Speaking to reporters Friday, Beal said he believes there is a "false narrative" around Westbrook that has been built up over the years.
"He can pass the hell out of the ball. ... I feel like there is always a false narrative on Russ. ... Playing with him for the past week hasn't been too big of an adjustment. It's smooth sailing," he said.
During his introductory press conference with the Wizards last week, Westbrook spoke about being one of the NBA's most misunderstood players:
"Obviously, I'm not the easiest guy to understand or watch play, or whatever people may think. But as a teammate, me as a person and as a father, that's the most important part to me. I stand strong and continue to uplift my teammates and organizations and inspire people around the world. That's kind of all I worry about is impacting and inspiring. That's something I've been with since Day 1 and that's the most important part about me; being able to have this platform and use it to impact and inspire new people around the world because I've been blessed to be able to do so. I feel like that's my blessing, to be able to impact and inspire as many people as possible."
Westbrook has had issues with the media, notably a feud with Berry Tramel of the Oklahoman that was frequently on display during postgame press conferences.
Past teammates and coaches have expressed reverence for Westbrook.
"People see the intensity and the spirit that he plays with," former Oklahoma City Thunder head coach Billy Donovan told Sports Illustrated's Chris Mannix in 2018. "Unfortunately, people don't see everything that happens behind the scenes."
The Wizards will be Westbrook's third team in three years. Oklahoma City traded him to the Houston Rockets prior to last season.
The Rockets shipped Westbrook to Washington in exchange for John Wall and a lottery-protected 2023 first-round draft pick. The 2016-17 NBA MVP will attempt to get the Wizards back to the playoffs for the first time since 2017-18.
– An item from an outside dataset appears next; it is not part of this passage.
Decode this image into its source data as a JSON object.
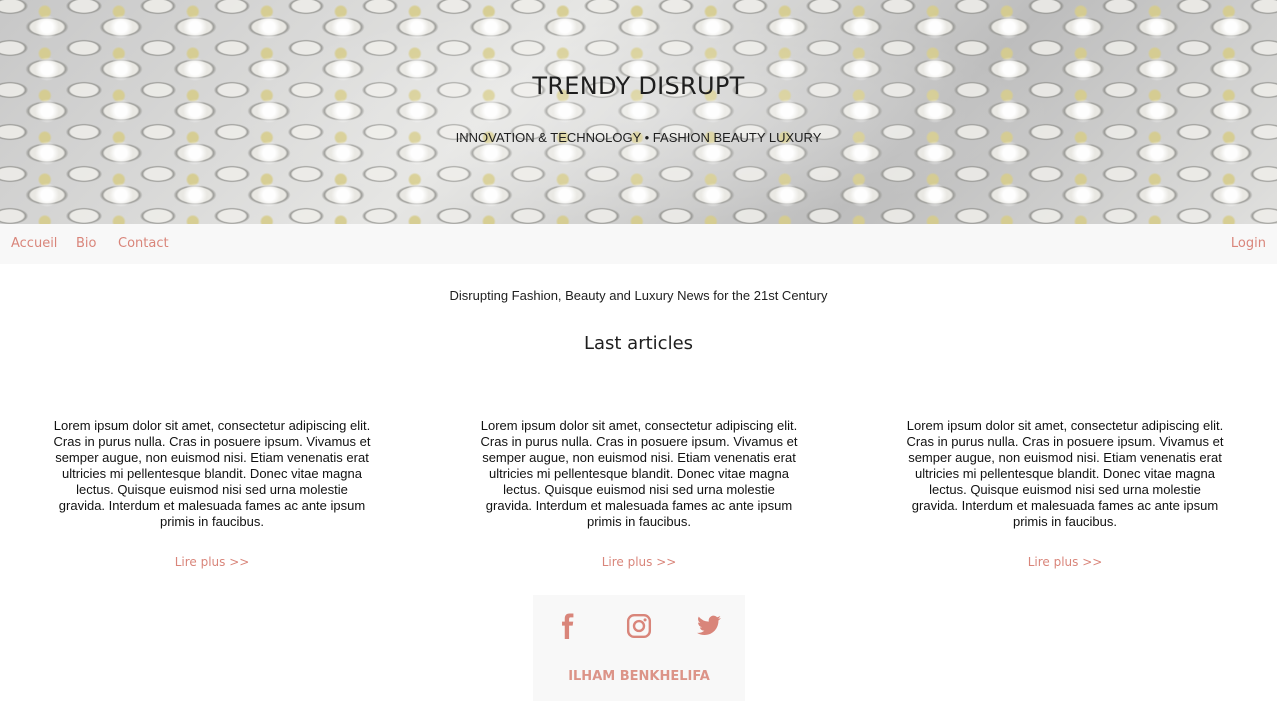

Westbrook ranked seventh in the NBA last season with 27.2 points per game and shot a career-high 47.2 percent from the field.